The Council for Responsible Nutrition has pledged to fight a joint petition calling on the Food & Drug Administration to treat weight loss claims made for dietary supplements as disease claims. Such a move would mean FDA approval need to be sought for pre-approval of claims made on weight loss products.
The petition has been filed by a group made up of the American Dietetic Association, The Obesity Society, Shaping America's Health and GlaxoSmithKline Consumer Healthcare. They argue that weight loss claims made for supplements "purport to prevent or treat an abnormal or unhealthy condition that, while not itself a disease, is a significant risk factor for disease." The premise behind the petition is that Americans are inclined to turn to dietary weight loss supplements to not only lose weight but also to reduce their risk of these chronic health conditions. However, the petitioners say, "there is little, if any, evidence, indicating that dietary supplements marketed for weight loss actually work."
But CRN president and CEO Steve Mister said: "CRN plans to oppose this petition to re-classify weight loss claims as either disease claims or health claims requiring FDA approval. We believe weight loss claims are legitimate and appropriate claims for products in the dietary supplement category, provided these products have substantiation to support the truthfulness of these claims.
"FDA has made it clear that it considers weight loss claims appropriate and permissible under the Dietary Supplement Health & Education Act, meaning that manufacturers should not have to seek the agency's approval before making these claims. Therefore, CRN intends to vigorously defend the industry's rights in this area."

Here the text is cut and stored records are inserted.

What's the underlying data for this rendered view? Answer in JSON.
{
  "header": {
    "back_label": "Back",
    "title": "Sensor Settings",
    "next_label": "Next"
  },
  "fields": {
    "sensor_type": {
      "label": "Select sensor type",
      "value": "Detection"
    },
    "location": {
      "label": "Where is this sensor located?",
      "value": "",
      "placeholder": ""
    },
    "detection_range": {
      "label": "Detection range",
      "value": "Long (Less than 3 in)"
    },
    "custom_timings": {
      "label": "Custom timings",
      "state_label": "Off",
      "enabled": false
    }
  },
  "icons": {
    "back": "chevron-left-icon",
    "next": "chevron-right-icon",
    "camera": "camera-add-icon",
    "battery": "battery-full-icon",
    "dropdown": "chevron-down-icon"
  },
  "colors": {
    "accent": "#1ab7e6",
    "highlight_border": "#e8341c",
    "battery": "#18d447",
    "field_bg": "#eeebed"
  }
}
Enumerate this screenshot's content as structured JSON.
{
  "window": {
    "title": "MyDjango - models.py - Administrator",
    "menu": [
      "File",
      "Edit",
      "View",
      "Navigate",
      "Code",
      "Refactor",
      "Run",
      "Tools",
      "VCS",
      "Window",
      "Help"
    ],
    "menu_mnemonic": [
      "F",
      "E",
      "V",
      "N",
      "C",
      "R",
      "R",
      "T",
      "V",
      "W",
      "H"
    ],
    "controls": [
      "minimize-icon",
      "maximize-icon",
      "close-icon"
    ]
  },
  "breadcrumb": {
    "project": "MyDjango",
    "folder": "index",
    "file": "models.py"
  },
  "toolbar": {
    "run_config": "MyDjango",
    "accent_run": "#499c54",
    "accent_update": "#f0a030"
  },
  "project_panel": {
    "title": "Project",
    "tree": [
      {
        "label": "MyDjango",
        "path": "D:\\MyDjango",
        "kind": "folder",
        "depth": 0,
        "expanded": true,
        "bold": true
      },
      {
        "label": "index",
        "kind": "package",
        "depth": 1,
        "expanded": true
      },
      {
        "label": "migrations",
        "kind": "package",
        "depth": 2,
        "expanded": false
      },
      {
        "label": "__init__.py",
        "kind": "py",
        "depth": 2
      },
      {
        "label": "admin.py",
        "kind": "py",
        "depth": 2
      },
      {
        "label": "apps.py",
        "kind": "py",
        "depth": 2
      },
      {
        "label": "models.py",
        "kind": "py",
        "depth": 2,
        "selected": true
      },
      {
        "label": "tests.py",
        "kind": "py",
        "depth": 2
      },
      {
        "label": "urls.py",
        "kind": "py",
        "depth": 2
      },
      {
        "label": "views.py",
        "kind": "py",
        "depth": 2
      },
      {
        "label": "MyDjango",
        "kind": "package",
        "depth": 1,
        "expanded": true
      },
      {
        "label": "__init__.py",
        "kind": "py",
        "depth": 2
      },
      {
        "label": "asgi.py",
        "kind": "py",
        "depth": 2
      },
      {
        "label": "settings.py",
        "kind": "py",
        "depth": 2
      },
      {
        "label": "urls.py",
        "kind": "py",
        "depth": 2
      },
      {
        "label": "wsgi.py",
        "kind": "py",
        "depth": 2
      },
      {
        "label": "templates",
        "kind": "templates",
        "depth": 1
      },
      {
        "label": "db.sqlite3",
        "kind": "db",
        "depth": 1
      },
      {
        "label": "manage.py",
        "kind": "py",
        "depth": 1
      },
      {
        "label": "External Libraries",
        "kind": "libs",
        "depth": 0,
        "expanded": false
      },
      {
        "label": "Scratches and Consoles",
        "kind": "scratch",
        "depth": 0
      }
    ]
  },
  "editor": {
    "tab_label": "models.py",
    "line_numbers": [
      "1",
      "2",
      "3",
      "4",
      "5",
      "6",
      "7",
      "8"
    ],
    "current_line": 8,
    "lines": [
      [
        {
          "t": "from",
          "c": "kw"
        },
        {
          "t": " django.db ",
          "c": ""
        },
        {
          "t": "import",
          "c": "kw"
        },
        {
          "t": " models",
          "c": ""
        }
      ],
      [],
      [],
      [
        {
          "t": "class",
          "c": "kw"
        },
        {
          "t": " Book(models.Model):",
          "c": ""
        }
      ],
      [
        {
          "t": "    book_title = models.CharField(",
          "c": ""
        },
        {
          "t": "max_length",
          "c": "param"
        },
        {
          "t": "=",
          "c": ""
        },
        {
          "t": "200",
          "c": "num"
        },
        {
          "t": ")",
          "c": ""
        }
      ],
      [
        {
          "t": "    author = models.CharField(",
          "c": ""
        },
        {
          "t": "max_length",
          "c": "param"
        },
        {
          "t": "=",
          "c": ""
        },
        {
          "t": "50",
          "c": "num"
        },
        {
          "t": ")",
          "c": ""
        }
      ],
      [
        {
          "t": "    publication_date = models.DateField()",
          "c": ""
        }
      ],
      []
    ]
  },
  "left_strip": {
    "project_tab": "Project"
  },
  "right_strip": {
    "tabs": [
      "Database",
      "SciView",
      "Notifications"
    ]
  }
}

Perhaps no other sector of the supplement industry is as debated and scrutinized as the weight loss sector. In 2007, Federal Trade Commission said the weight loss market crossed the proverbial too good to be true line when the marketers of four weight-control pills (Xenadrine EFX, CortiSlim, TrimSpa and One-A-Day WeightSmart) agreed to pay a total of at least $25 million to settle allegations of deceptive advertising. The FTC alleged that the companies' weight-loss and weight-control claims were not supported by evidence adding that the practice of paid testimony advertising to back up fad science led desperate consumers astray.
Industry members interviewed for this story, who wish to remain anonymous, agree that while some of the claims made by weight loss companies are falsely seductive and take advantage of a vulnerable lot, the notion that all weight loss product health claims must go through a lengthy approval process is not warranted. As equally controversial is the section of the petition that notes there is no need for a federally supported comment period because the petitioners are requesting a provision to existing regulations, not a change in structure function claims. To see the petition in its entirety, click here.